▸ DATA RECORDS
:::

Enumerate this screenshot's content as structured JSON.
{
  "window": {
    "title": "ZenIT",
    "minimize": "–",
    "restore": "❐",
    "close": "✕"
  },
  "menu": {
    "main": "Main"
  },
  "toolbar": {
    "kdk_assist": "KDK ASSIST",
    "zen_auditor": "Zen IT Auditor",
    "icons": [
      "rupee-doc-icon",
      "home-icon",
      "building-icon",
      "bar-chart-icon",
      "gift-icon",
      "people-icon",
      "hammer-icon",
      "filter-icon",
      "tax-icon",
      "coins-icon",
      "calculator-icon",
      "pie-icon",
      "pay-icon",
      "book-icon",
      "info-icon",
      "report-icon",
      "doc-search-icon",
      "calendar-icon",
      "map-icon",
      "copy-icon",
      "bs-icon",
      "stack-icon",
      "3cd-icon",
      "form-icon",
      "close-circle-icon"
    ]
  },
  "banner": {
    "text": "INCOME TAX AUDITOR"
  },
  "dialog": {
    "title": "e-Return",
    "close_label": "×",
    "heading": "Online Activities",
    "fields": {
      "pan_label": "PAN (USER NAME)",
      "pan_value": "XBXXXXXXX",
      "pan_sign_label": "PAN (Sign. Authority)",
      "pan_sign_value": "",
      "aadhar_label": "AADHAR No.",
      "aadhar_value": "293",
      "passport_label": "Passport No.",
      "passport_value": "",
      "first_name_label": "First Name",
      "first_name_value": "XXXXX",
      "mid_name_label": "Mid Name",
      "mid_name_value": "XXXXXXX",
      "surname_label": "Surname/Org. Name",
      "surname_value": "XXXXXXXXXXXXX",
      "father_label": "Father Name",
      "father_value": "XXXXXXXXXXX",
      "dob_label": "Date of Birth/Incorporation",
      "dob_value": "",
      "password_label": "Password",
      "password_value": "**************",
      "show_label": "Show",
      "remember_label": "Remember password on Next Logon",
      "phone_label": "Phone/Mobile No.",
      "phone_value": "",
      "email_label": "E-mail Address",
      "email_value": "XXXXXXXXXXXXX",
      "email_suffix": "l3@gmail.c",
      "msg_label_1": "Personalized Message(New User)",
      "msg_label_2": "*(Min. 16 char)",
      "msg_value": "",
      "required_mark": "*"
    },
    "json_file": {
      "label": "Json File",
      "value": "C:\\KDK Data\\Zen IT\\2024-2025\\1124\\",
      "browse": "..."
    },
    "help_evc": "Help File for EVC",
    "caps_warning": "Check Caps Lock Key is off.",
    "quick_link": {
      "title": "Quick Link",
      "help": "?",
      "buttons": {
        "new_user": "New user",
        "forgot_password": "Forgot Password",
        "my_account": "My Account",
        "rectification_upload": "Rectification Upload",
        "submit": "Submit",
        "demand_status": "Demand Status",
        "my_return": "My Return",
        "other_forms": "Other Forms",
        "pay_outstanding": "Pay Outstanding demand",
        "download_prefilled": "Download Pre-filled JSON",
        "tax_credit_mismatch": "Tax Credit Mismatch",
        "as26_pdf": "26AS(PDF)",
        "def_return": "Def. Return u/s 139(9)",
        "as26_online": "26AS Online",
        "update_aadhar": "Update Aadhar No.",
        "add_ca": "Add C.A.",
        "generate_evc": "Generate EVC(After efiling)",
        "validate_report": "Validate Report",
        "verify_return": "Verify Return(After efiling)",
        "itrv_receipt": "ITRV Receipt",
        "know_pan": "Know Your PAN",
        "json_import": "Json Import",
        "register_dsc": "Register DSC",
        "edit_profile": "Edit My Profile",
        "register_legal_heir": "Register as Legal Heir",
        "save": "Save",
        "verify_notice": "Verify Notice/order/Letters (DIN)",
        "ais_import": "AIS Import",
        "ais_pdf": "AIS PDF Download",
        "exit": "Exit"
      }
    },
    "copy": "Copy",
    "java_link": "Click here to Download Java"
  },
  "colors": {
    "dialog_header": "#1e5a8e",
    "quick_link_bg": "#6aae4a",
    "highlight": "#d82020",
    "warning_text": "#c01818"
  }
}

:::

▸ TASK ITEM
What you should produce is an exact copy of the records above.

▸ TASK ANSWER
Enumerate this screenshot's content as structured JSON.
{
  "window": {
    "title": "ZenIT",
    "minimize": "–",
    "restore": "❐",
    "close": "✕"
  },
  "menu": {
    "main": "Main"
  },
  "toolbar": {
    "kdk_assist": "KDK ASSIST",
    "zen_auditor": "Zen IT Auditor",
    "icons": [
      "rupee-doc-icon",
      "home-icon",
      "building-icon",
      "bar-chart-icon",
      "gift-icon",
      "people-icon",
      "hammer-icon",
      "filter-icon",
      "tax-icon",
      "coins-icon",
      "calculator-icon",
      "pie-icon",
      "pay-icon",
      "book-icon",
      "info-icon",
      "report-icon",
      "doc-search-icon",
      "calendar-icon",
      "map-icon",
      "copy-icon",
      "bs-icon",
      "stack-icon",
      "3cd-icon",
      "form-icon",
      "close-circle-icon"
    ]
  },
  "banner": {
    "text": "INCOME TAX AUDITOR"
  },
  "dialog": {
    "title": "e-Return",
    "close_label": "×",
    "heading": "Online Activities",
    "fields": {
      "pan_label": "PAN (USER NAME)",
      "pan_value": "XBXXXXXXX",
      "pan_sign_label": "PAN (Sign. Authority)",
      "pan_sign_value": "",
      "aadhar_label": "AADHAR No.",
      "aadhar_value": "293",
      "passport_label": "Passport No.",
      "passport_value": "",
      "first_name_label": "First Name",
      "first_name_value": "XXXXX",
      "mid_name_label": "Mid Name",
      "mid_name_value": "XXXXXXX",
      "surname_label": "Surname/Org. Name",
      "surname_value": "XXXXXXXXXXXXX",
      "father_label": "Father Name",
      "father_value": "XXXXXXXXXXX",
      "dob_label": "Date of Birth/Incorporation",
      "dob_value": "",
      "password_label": "Password",
      "password_value": "**************",
      "show_label": "Show",
      "remember_label": "Remember password on Next Logon",
      "phone_label": "Phone/Mobile No.",
      "phone_value": "",
      "email_label": "E-mail Address",
      "email_value": "XXXXXXXXXXXXX",
      "email_suffix": "l3@gmail.c",
      "msg_label_1": "Personalized Message(New User)",
      "msg_label_2": "*(Min. 16 char)",
      "msg_value": "",
      "required_mark": "*"
    },
    "json_file": {
      "label": "Json File",
      "value": "C:\\KDK Data\\Zen IT\\2024-2025\\1124\\",
      "browse": "..."
    },
    "help_evc": "Help File for EVC",
    "caps_warning": "Check Caps Lock Key is off.",
    "quick_link": {
      "title": "Quick Link",
      "help": "?",
      "buttons": {
        "new_user": "New user",
        "forgot_password": "Forgot Password",
        "my_account": "My Account",
        "rectification_upload": "Rectification Upload",
        "submit": "Submit",
        "demand_status": "Demand Status",
        "my_return": "My Return",
        "other_forms": "Other Forms",
        "pay_outstanding": "Pay Outstanding demand",
        "download_prefilled": "Download Pre-filled JSON",
        "tax_credit_mismatch": "Tax Credit Mismatch",
        "as26_pdf": "26AS(PDF)",
        "def_return": "Def. Return u/s 139(9)",
        "as26_online": "26AS Online",
        "update_aadhar": "Update Aadhar No.",
        "add_ca": "Add C.A.",
        "generate_evc": "Generate EVC(After efiling)",
        "validate_report": "Validate Report",
        "verify_return": "Verify Return(After efiling)",
        "itrv_receipt": "ITRV Receipt",
        "know_pan": "Know Your PAN",
        "json_import": "Json Import",
        "register_dsc": "Register DSC",
        "edit_profile": "Edit My Profile",
        "register_legal_heir": "Register as Legal Heir",
        "save": "Save",
        "verify_notice": "Verify Notice/order/Letters (DIN)",
        "ais_import": "AIS Import",
        "ais_pdf": "AIS PDF Download",
        "exit": "Exit"
      }
    },
    "copy": "Copy",
    "java_link": "Click here to Download Java"
  },
  "colors": {
    "dialog_header": "#1e5a8e",
    "quick_link_bg": "#6aae4a",
    "highlight": "#d82020",
    "warning_text": "#c01818"
  }
}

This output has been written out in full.